READY: In defense of the grand ol’ flag

Staff Writer
The Destin Log

It’s no longer politically correct to be patriotic. After all, someone’s feelings may get hurt if we sing “God Bless America” or display the red, white, and blue.

A recent news item from Irvine, Calif., makes that sad fact abundantly clear.

A group of university professors signed a letter demonstrating their solidarity with students who voted to ban the American flag at the University of California, Irvine — because they said Old Glory contributes to racism.

The six students, Matthew Guevera, Khaalidah Sidney, Naty Rico, John Salazar, Matthew Tsai, and Negar Fatahi, in their capacity as student government leaders, decreed — with no input or vote from the student body — to remove all flags, including the American flag, from public areas of the campus. On March 3, the student government association ruled 6-4-2 to remove the United States flag from a campus lobby “for the sake of cultural inclusivity.”

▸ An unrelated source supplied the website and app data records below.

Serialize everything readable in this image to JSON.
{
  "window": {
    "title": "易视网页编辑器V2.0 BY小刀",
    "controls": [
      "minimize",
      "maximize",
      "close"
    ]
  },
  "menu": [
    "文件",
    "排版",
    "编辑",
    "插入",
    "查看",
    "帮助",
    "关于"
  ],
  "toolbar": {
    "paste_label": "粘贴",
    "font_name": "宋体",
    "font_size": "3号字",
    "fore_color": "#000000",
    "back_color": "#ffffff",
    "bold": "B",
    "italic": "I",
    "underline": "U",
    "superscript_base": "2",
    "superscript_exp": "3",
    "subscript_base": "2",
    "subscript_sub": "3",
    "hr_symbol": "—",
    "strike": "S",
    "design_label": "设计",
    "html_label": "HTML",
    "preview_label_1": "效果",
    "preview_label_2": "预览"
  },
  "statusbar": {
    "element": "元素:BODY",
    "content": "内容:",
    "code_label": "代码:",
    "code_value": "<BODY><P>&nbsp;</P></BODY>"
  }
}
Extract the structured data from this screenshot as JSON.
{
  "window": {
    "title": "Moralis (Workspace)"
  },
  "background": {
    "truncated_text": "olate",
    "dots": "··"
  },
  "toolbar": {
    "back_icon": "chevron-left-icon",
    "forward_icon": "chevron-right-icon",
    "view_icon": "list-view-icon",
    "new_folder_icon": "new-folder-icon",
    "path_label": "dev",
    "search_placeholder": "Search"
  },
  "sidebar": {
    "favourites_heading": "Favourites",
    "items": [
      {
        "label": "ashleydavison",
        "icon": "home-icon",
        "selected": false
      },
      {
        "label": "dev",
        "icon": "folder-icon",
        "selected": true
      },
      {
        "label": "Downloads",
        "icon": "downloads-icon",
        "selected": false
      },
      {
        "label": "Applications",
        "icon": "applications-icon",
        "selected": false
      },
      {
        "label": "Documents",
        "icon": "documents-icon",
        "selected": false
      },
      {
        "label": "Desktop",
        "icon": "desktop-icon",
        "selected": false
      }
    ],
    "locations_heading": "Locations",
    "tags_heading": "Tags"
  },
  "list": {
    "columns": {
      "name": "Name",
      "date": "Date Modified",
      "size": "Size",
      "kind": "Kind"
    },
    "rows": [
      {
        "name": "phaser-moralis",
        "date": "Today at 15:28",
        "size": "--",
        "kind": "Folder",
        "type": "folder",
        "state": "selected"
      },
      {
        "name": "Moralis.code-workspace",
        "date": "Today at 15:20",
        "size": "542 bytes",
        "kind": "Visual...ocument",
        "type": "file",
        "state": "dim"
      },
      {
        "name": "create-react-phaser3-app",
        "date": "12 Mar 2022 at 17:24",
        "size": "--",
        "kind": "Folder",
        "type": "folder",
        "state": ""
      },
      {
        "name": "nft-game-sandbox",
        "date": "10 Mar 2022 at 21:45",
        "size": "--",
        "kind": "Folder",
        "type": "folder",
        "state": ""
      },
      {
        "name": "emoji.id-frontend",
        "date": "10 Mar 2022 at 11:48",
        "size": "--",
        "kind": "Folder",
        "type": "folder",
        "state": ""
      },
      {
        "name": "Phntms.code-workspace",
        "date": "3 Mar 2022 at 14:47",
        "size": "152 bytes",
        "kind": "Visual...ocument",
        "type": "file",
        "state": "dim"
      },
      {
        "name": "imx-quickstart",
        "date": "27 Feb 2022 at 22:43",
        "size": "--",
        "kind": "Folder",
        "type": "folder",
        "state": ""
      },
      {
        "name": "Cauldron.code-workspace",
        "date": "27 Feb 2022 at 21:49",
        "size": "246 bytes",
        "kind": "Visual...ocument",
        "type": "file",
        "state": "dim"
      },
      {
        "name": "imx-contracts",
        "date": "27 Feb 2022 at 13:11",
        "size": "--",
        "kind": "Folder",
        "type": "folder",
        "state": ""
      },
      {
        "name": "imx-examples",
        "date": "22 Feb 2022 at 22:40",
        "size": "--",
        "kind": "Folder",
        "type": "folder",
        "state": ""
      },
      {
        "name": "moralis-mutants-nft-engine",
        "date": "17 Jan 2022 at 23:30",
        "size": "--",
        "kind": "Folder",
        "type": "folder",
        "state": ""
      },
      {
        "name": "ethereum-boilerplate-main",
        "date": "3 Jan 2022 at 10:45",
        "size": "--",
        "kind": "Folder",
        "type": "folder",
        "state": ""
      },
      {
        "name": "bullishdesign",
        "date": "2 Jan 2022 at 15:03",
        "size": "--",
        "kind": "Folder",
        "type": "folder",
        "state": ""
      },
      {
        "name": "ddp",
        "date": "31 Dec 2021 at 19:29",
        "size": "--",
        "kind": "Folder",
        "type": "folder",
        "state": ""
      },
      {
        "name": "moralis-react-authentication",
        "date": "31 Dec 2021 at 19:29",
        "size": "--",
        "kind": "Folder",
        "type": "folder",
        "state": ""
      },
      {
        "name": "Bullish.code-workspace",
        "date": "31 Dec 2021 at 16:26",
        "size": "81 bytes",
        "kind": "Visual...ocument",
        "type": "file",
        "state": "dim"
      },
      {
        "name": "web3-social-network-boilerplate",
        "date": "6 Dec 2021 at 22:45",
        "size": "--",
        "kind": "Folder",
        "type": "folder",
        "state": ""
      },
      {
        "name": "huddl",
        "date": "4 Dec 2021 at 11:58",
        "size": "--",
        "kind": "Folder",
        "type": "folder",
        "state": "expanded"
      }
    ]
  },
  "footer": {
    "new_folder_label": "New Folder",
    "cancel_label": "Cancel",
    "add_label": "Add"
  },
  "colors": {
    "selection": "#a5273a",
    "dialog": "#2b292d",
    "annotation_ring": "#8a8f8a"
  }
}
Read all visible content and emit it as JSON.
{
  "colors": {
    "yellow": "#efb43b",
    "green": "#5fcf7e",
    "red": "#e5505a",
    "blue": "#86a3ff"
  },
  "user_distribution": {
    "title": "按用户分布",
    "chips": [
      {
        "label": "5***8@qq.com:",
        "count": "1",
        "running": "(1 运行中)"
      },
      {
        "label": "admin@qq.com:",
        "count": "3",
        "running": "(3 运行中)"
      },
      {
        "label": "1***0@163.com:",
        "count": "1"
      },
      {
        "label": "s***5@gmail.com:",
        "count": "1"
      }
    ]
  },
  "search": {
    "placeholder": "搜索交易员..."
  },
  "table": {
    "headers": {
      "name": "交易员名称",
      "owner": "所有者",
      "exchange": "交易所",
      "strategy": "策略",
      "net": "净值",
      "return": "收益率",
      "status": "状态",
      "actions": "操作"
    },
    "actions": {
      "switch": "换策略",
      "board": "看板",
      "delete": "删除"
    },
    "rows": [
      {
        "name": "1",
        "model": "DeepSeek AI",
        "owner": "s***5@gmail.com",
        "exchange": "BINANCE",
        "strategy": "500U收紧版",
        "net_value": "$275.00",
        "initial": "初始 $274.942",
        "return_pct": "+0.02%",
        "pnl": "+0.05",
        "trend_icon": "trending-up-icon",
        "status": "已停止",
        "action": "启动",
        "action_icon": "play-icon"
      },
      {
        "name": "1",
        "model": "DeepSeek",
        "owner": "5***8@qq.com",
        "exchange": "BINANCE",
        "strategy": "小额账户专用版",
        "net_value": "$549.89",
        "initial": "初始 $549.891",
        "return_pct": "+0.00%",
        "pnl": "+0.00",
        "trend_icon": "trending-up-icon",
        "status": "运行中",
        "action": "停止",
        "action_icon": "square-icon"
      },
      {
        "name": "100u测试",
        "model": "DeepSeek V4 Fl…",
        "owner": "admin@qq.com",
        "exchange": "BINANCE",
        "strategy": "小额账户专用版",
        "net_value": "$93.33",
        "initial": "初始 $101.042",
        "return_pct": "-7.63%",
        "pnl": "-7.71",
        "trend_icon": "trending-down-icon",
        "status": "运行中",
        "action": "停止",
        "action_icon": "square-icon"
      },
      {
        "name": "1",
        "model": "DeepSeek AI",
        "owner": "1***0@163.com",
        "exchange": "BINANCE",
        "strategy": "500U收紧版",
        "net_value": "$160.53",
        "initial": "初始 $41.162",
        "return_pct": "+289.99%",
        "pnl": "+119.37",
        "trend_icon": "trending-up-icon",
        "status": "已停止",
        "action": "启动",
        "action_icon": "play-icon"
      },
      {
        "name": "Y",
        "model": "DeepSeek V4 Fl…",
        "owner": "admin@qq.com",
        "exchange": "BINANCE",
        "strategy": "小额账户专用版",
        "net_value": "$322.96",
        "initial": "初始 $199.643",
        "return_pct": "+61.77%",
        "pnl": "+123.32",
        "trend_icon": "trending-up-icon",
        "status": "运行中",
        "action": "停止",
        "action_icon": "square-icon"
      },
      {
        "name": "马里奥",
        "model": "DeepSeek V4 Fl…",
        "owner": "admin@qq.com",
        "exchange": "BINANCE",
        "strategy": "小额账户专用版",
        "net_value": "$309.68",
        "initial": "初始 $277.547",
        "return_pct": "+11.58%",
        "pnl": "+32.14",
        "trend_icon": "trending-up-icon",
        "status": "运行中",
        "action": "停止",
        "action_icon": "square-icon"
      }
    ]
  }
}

 The shameless six merely wanted the flag removed from “inclusive” spaces like lobbies and common zones. Their nutty professors, however, say our flag doesn’t belong anywhere on any campus across the nation — because it’s a sign of racist hate.

In their opinion: “U.S. nationalism often contributes to racism and xenophobia, and the paraphernalia of nationalism is in fact often used to intimidate.”

 Even more disheartening, hundreds of like-minded professors and students across the nation have signed the letter, at least according to a report by Irvine’s Campus Reform group.

It’s true, college kids can border on the moronic in their political activism. In my sophomore year, I lay across a railroad track in Pensacola with some other idiots to protest President Johnson’s visit to the Panhandle. We were protesting the step-up of bombing in Vietnam. Police dragged us off just before his train came down the tracks.

As a slightly wiser adult, I cringe when I think of that day, especially since my own father was serving our country in the jungles of Cambodia at the time.

But to have professors, supposedly older and wiser, support this lunacy is hard for me to understand. How can they sleep at night knowing their salaries are paid for by a bunch of “xenophobic racists” for whom they have no tolerance?

One reporter on the story, interviewed a student who said the student government association especially feared the American flag might hurt the feelings of other students who were illegal aliens. “There were people who were like, ‘the flag triggers me’ — that was their exact wording, too,” the student said.

But in the good news part of all this, the executive leadership of student government met and vetoed the ban. By the next week, the flag was returned to the campus lobby.

“Our campus is patriotic and proud,” student government President Reza Zomorrodian stated. “We did something right for our campus.”

An attempt to discuss the controversy in a calm and respectful environment didn’t go well. In fact, a March 10th meeting was canceled after the university received a “viable threat of violence.” In other words, if proponents persist in displaying the American flag, those who don’t want to hurt the feelings of illegal aliens or the culturally different will bring violence to bear on anyone who disagrees with them.

Is there some irony there?

I don’t sport a bumper sticker reading, “My Country. Love it or leave it.” And I’m fully aware there is corruption, scandal, and big corporate interference in the executive, legislative, and judicial branches of our government. I know my homeland isn’t a perfect nation, and I took off my rosy-colored glasses a long time ago.

But an American flag flies outside my home on every national occasion. I get weepy at the singing of our national anthem. And once upon a time, when I taught school, my students and I pledged allegiance to the flag every morning. However, towards the end of my career, I remember a student, dressed in his ROTC uniform, refusing to salute the flag because he claimed we were a “war-mongering” country.

Again, some irony?

My father’s grave is decorated with red, white, and blue flowers and a flag. As a veteran of WWII, Korea, and Vietnam, he’d expect that.

Over the years, we’ve lost too many once-cherished freedoms. To lose the very symbols of our national heritage will be the final loss for me.

For, as it has been said so poignantly, “The whole inspiration of our life as a nation flows out from the waving folds of this banner.”

If I’ve hurt the feelings of some readers, my apology is simply this:  “God Bless America.”

Mary Ready of Destin is a twice-retired English teacher and long-time area resident. Her columns are published on Saturdays.